Don’t Just Fix It, Red-Green Refactor It!

development
20010

I’m back to doing some dev again – for a real-life, going-to-charge-for application! It’s great to be based from home again and to be on some very cutting edge dev.

I’m very comfortable with ASP.NET MVC, but this project is the first Nancy project I’ve worked on. We’re also using Git on VSO for source control and backlogs, MyGet to host internal NuGet packages, Octopus deploy for deployment, Python (with various libs, of course!) for number crunching and Azure to host VMs and websites (which are monitored with AppInsights). All in all it’s starting to shape up to a very cool application – details to follow as we approach go-live (play mysterious music here)…

Ho Hum Dev

Ever get into a groove that’s almost too automatic? Ever been driving home and you arrive and think, “Wait a minute – how did I get here?”. You were thinking so intently on something else that you just drove “on automatic” without really paying attention to what you were doing.

Dev can sometimes get into this kind of groove. I was doing some coding a few days ago and almost missed a good quality improvement opportunity – fortunately, I was able to look up long enough to see a better way to do things, and hopefully save myself some pain down the line.

I was debugging some code, and something wasn’t working the way I expected. Here’s a code snippet showing two properties I was working with:

protected string _name;
public string Name
{
    get 
    {
        if (string.IsNullOrEmpty(_name))
        {
            SplitKey();
        }
        return _name;
    }
    set 
    {
        _name = value;
        CombineKey();
    }
}

protected ComponentType _type;
public string Type
{
    get
    {
        return _type.ToString();
    }
    set
    {
        _type = ParseTypeEnum(value);
        CombineKey();
    }
}

See how the getter for the Type property doesn’t match the code for the getter for Name? Even though I have unit tests for this getter, the tests are all passing!

Now the simple thing to do would have been to simply add the missing call to SplitKey() and carry on – but I wanted to know why the tests weren’t failing.
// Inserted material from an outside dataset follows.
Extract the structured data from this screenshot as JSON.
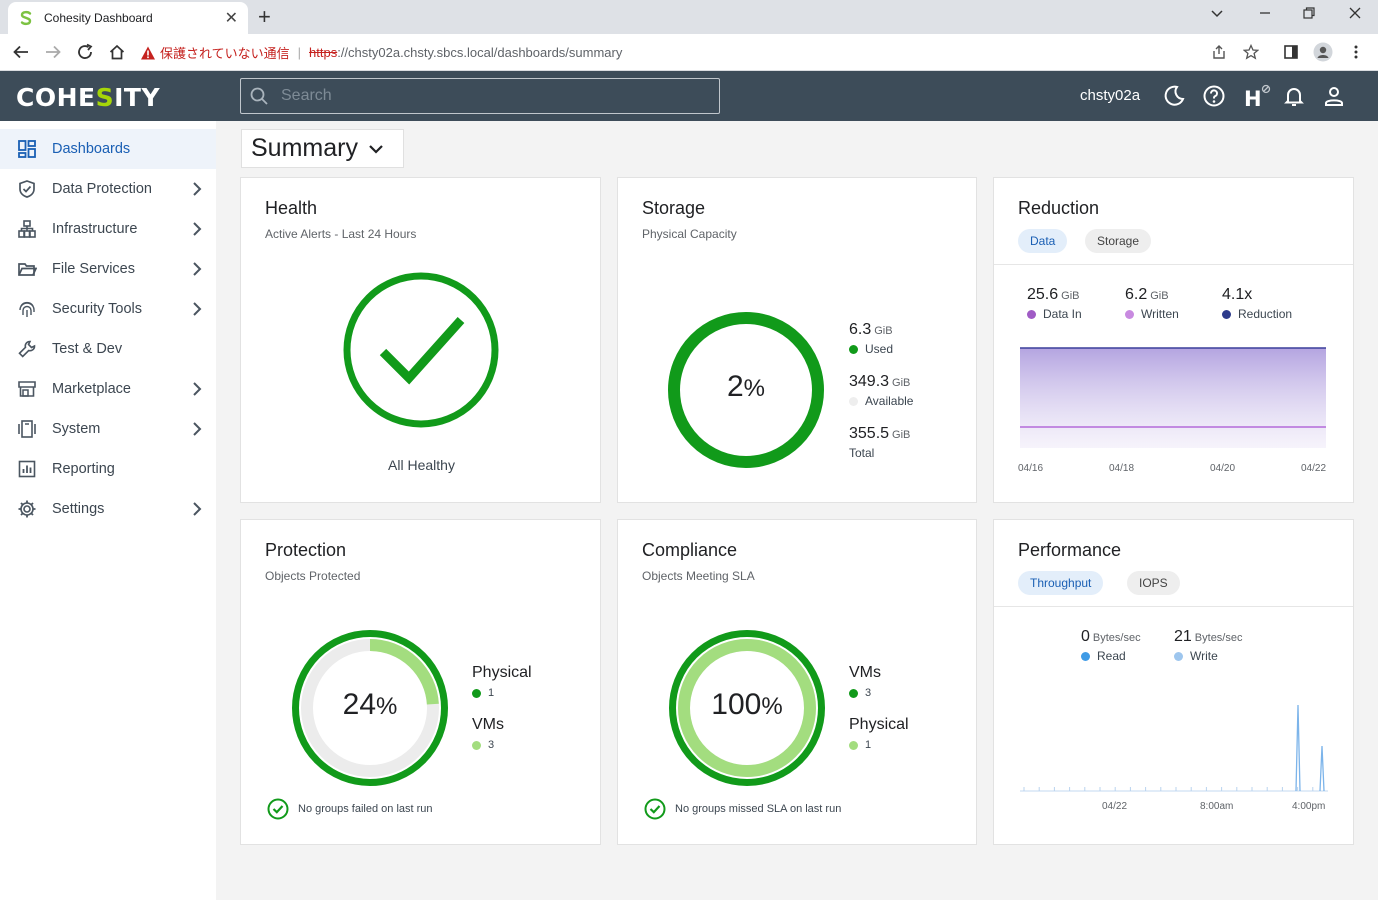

I knew there were issues with the code (I had hit them while debugging) so I decided to take a step back and try some good practices: namely red-green refactor.

Working with Quality in Mind

When you’re coding you should be working with quality in mind – that’s why I love unit testing so much. If you’re doing dev without unit testing, you’re only setting yourself up for long hours of painful in-production debugging. Not fun. Build with quality up front – while it may feel like it’s taking longer to deliver, you’ll save time in the long run since you’ll be adding new features instead of debugging poor quality code.

Here’s what you *should* be doing when you come across “hanky” code:

  1. Do some coding
  2. While running / debugging, find some bug
  3. BEFORE FIXING THE BUG, write a FAILING unit test that exposes the bug
  4. Refactor/fix till the test passes

So I opened up the tests for this entity and found the issue: I was only testing one scenario. This highlights that while code coverage is important, it can give you a false sense of security!

Here’s the original test:

[TestMethod]
public void SetsPropertiesCorrectlyFromKeys()
{
    var component = new Component()
    {
        Key = "Logger_Log1"
    };

    Assert.AreEqual("Logger", component.Type);
    Assert.AreEqual("Log1", component.Name);
}

ComponentType comes from an enumeration – and since Logger is the 1st value in the enum, it defaults to Logger if you don’t explicitly set the value. So while I had a test that was covering the entire method, it wasn’t testing all the combinations!

So I added a new test:

[TestMethod]
public void SetsPropertiesCorrectlyFromKeys2()
{
    var component = new Component()
    {
        Key = "Service_S0"
    };

    Assert.AreEqual("Service", component.Type);
    Assert.AreEqual("S0", component.Name);
}

Now when I ran the tests, the 2nd test failed. Excellent! Now I’ve got a further test that will check for a bad piece of code.

To fix the bug, I had to add another enum value and of course, add in the missing SplitKey() call in the Type property getter:

public enum ComponentType
{
    Unknown,
    Logger,
    Service
}

...

protected ComponentType _type;
public string Type
{
    get
    {
        if (_type == ComponentType.Unknown)
        {
            SplitKey();
        }
        return _type.ToString();
    }
    set
    {
        _type = ParseTypeEnum(value);
        CombineKey();
    }
}

Now both tests are passing. Hooray!

Conclusion

I realize the red-green refactoring isn’t a new concept – but I wanted to show a real-life example of how you should be thinking about your dev and debugging. Even though the code itself had 100% code coverage, there were still bugs. But debugging with quality in mind means you can add tests that cover specific scenarios – and which will reduce the amount of buggy code going into production.

Happy dev’ing!